* Exercise aim
Check every line of the data for the word "Overview", and copy those that have it.

[[ Extracted records open ]]

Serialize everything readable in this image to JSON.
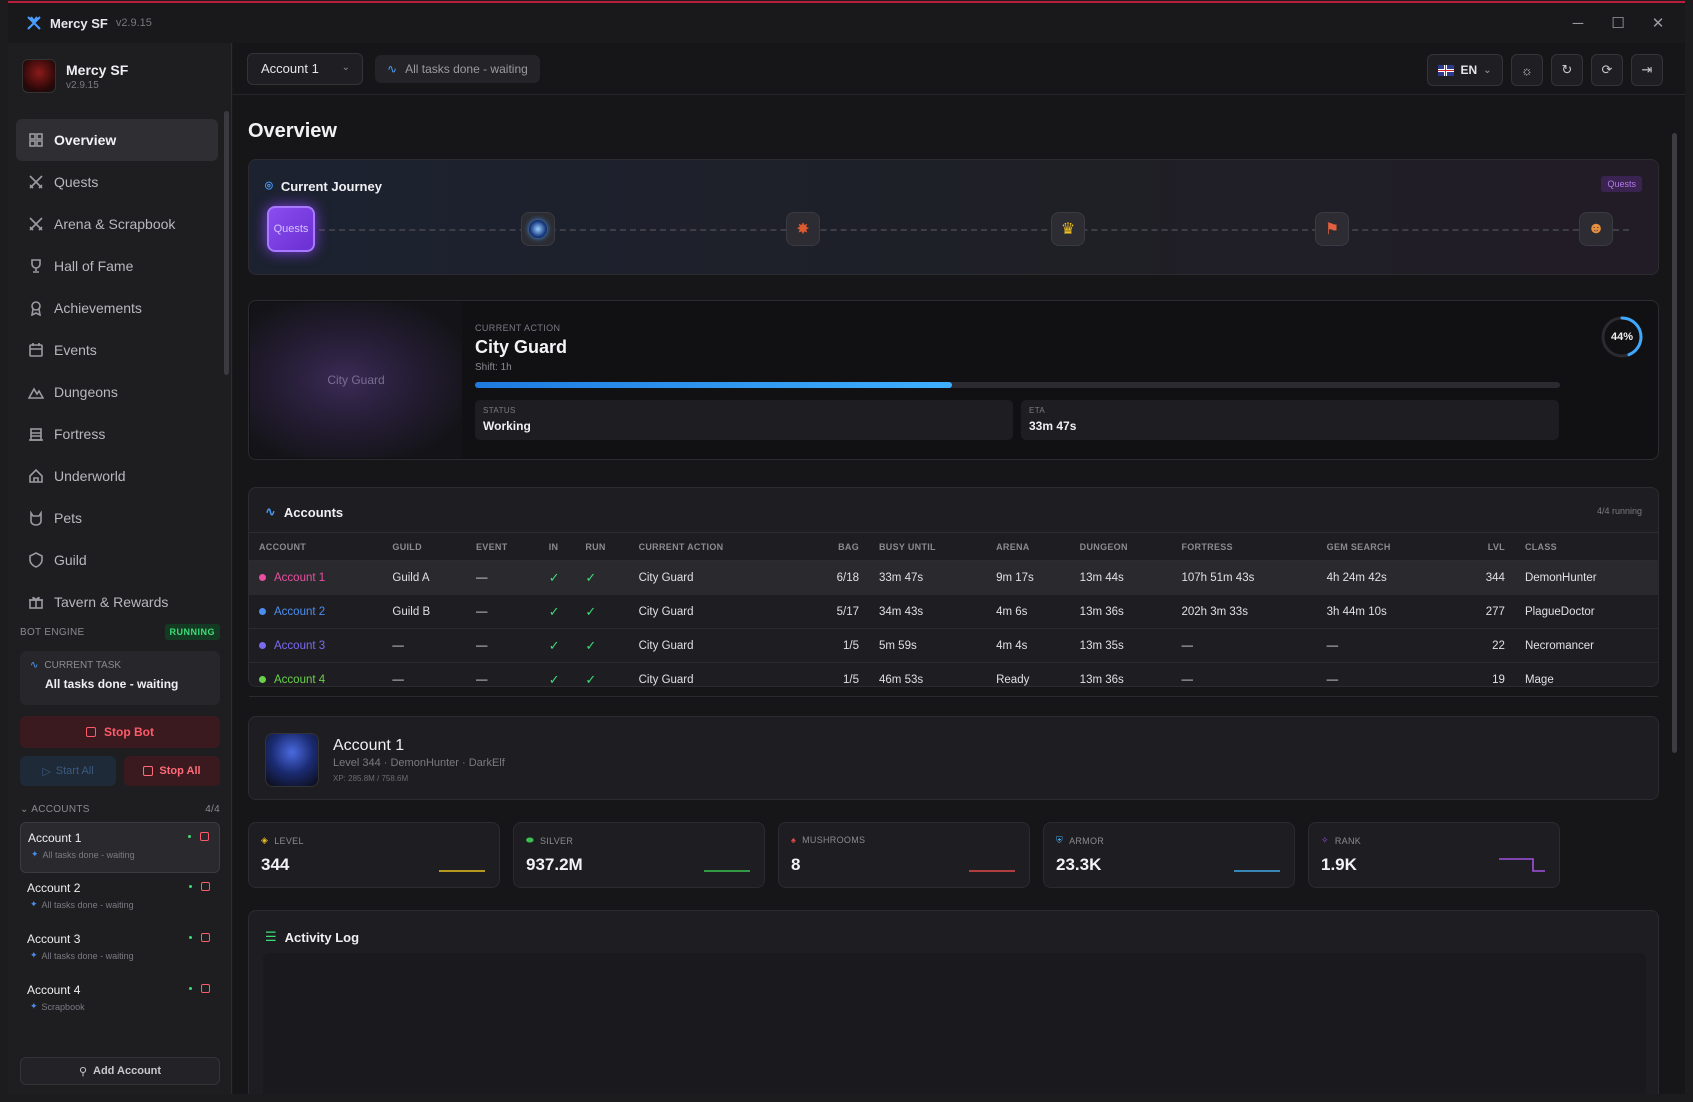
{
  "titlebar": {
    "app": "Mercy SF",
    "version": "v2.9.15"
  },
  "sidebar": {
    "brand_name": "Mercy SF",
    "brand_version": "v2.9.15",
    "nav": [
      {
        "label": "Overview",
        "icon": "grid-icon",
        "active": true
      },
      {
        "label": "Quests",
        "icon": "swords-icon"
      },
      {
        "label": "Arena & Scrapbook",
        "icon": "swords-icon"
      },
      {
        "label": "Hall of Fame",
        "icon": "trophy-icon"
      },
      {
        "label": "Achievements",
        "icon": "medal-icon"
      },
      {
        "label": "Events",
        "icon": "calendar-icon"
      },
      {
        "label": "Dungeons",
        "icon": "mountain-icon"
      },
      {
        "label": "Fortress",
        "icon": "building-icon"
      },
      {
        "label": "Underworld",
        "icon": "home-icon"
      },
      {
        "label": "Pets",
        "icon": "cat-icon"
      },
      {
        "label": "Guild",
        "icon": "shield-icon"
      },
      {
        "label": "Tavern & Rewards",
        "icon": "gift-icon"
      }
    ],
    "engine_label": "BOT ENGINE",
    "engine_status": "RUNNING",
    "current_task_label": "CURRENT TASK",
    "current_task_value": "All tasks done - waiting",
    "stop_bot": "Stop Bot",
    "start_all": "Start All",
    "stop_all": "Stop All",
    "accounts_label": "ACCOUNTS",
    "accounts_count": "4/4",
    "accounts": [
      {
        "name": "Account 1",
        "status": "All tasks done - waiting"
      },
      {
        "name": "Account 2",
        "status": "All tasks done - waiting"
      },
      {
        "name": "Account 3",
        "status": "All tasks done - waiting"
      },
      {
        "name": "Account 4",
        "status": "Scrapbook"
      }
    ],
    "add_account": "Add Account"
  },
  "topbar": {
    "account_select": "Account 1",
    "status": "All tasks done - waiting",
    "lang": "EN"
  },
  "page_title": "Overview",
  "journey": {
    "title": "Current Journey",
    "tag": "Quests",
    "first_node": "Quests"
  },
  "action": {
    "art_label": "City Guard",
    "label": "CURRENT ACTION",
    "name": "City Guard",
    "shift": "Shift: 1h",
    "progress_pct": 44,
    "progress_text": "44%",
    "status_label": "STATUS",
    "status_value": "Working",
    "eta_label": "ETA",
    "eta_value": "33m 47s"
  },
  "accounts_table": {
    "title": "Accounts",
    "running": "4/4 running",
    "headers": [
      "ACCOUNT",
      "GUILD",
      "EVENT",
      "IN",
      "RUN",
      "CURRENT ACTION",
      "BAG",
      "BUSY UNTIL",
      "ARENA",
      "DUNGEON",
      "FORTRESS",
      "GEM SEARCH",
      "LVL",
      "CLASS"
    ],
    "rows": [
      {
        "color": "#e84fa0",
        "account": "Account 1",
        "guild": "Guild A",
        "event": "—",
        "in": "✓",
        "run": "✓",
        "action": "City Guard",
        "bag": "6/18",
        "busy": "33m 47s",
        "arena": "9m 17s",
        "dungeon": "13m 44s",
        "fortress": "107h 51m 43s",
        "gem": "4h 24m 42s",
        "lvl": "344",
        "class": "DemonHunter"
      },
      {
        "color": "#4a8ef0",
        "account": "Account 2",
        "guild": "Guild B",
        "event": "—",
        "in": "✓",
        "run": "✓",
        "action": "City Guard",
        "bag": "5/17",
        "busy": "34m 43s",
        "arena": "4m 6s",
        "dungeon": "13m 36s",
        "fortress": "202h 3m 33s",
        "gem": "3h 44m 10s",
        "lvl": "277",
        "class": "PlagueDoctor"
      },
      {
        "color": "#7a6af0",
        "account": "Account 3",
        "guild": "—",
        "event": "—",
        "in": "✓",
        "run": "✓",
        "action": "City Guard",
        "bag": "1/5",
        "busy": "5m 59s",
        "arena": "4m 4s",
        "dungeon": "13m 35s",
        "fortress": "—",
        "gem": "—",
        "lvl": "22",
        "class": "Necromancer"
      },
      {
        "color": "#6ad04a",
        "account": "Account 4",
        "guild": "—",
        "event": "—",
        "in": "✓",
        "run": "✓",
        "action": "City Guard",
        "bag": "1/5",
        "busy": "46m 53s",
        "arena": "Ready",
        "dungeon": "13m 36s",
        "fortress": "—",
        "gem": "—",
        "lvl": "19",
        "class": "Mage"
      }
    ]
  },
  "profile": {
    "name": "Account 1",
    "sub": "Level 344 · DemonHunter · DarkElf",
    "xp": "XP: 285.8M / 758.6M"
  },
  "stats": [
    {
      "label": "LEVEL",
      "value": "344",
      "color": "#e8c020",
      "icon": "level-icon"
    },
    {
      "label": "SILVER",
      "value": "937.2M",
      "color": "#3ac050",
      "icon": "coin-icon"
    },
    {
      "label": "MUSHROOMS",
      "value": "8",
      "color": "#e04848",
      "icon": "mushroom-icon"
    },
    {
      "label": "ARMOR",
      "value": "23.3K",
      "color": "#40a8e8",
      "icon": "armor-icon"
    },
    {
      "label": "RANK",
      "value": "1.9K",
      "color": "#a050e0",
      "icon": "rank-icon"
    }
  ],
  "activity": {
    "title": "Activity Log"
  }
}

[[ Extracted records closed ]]
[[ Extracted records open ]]

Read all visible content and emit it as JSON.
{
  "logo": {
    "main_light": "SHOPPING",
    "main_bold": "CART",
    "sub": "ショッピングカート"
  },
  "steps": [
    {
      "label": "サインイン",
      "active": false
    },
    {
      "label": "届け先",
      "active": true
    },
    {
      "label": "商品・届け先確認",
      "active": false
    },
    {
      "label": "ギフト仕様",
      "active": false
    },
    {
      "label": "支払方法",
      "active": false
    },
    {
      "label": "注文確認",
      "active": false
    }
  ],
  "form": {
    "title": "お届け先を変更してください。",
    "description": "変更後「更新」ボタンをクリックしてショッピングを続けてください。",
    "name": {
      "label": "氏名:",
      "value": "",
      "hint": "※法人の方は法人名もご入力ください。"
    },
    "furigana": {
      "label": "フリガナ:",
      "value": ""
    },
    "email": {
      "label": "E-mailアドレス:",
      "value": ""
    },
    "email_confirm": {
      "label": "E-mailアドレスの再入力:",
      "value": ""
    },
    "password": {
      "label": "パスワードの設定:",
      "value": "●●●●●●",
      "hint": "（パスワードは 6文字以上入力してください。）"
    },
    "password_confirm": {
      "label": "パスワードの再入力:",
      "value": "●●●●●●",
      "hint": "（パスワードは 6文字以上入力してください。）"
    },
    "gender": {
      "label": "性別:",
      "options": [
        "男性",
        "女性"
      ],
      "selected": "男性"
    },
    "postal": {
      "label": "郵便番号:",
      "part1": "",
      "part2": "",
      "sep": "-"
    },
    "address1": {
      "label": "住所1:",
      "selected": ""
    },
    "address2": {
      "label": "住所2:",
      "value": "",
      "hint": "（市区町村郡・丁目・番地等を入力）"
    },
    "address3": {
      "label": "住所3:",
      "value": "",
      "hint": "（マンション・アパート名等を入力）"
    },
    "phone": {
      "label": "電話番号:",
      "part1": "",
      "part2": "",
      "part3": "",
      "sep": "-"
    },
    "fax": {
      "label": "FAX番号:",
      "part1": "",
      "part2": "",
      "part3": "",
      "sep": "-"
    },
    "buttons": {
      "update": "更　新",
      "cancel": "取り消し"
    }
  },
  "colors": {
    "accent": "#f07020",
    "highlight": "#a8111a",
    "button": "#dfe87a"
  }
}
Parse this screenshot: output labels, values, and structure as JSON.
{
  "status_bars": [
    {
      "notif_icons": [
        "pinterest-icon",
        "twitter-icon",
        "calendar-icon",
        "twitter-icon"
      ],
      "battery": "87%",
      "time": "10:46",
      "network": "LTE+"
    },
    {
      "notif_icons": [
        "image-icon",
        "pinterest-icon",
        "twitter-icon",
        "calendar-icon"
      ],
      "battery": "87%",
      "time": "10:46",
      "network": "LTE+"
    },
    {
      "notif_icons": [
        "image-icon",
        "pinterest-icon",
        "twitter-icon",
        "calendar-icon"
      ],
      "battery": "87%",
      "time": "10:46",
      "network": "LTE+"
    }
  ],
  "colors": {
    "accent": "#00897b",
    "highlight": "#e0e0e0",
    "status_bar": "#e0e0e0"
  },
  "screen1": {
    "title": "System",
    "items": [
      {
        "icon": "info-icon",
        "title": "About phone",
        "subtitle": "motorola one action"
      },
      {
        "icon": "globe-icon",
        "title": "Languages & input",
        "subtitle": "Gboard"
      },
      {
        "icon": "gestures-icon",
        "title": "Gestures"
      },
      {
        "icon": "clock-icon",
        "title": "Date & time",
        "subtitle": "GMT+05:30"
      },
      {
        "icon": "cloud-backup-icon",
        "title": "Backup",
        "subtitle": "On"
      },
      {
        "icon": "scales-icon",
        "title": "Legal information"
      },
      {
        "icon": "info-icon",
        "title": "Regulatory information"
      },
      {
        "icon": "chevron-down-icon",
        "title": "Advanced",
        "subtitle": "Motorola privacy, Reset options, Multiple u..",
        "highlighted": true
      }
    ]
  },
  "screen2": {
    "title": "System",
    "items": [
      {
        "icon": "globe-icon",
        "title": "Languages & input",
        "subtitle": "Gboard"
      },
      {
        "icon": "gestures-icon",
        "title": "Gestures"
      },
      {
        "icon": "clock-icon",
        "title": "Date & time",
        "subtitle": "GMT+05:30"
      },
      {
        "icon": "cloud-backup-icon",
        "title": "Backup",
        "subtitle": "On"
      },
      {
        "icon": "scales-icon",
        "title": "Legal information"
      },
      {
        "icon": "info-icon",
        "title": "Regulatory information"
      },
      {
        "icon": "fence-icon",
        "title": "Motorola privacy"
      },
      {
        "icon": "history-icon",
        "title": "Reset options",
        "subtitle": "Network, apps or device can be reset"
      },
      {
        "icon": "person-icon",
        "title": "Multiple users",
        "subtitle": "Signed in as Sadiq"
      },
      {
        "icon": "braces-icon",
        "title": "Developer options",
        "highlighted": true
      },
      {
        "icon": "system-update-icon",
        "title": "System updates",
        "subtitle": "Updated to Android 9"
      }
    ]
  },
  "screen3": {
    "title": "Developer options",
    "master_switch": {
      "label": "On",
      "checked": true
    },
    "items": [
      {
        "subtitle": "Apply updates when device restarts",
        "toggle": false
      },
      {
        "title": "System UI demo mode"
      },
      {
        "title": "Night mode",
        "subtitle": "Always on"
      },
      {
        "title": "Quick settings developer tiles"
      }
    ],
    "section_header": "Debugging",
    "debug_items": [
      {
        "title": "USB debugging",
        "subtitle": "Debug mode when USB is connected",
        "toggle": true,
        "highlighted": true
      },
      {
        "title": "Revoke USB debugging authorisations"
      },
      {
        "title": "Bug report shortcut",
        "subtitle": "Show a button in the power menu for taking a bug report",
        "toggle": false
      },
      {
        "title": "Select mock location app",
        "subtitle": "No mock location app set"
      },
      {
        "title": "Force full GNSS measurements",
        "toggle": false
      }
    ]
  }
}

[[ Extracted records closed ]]

* Response box
        "label": "Overview",
  "page_title": "Overview",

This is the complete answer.